As you are undoubtedly aware, Oregon has declared a State of Emergency because of the recent wildfires, and the President, acting on the recommendation of FEMA’s Region 10 Administrator, approved the state’s Major Disaster Declaration on September 15th, 2020. These actions to unlock emergency disaster relief resources come in the wake of deadly fires fueled by straight line winds and dry environmental conditions. As of today, there were 11 active fires in Oregon with more than 968,556 acres burned.
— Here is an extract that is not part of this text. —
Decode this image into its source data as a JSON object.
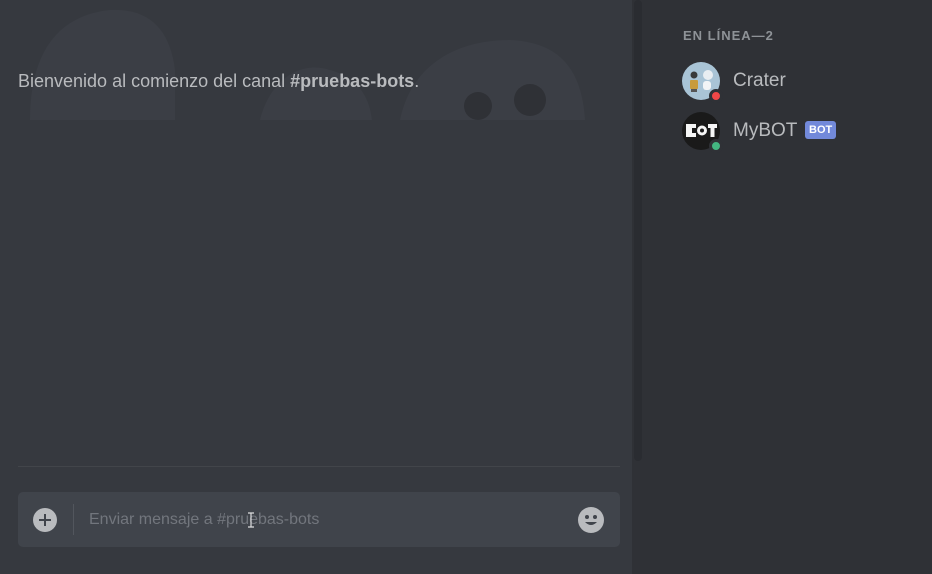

The fires, which have leveled entire communities and neighborhoods, have had a particularly devastating impact on Oregon’s already strained affordable housing stock. This is especially true in multiple cities and towns throughout Southern and Central Oregon, the mid-Willamette Valley, Santiam Canyon, and the North Coast. At most recent count, more than 2,350 residential structures have been destroyed in the Southern Oregon communities of Phoenix and Talent, including numerous manufactured housing communities and federally financed properties that have historically served low-income residents, seniors, and farmworkers.

With several large fires still burning across the state, the full scale of damage will not be known for several weeks. What we do know is that thousands of families have lost their homes and will be in need of transitional housing and longer term relief. Hotels in the area are already stretched thin hosting evacuees in addition to people impacted by the COVID pandemic, and with winter approaching the need for non-congregate shelter to house the unsheltered will also increase. Without prompt deployment of robust transitional housing options to ensure affordable, stable housing as the rebuilding process begins, many working families who have lost their homes will be left with difficult choices about whether they can afford to leave or stay in their communities.

These decisions will not only affect their families, but also have implications for their employers, their school districts, and the local economy. While we remain supportive of FEMA’s commitment to deliver all appropriate forms of housing assistance to impacted communities, the destruction we have observed on the ground requires a particularly robust—and swift—transitional housing component.

Sincerely,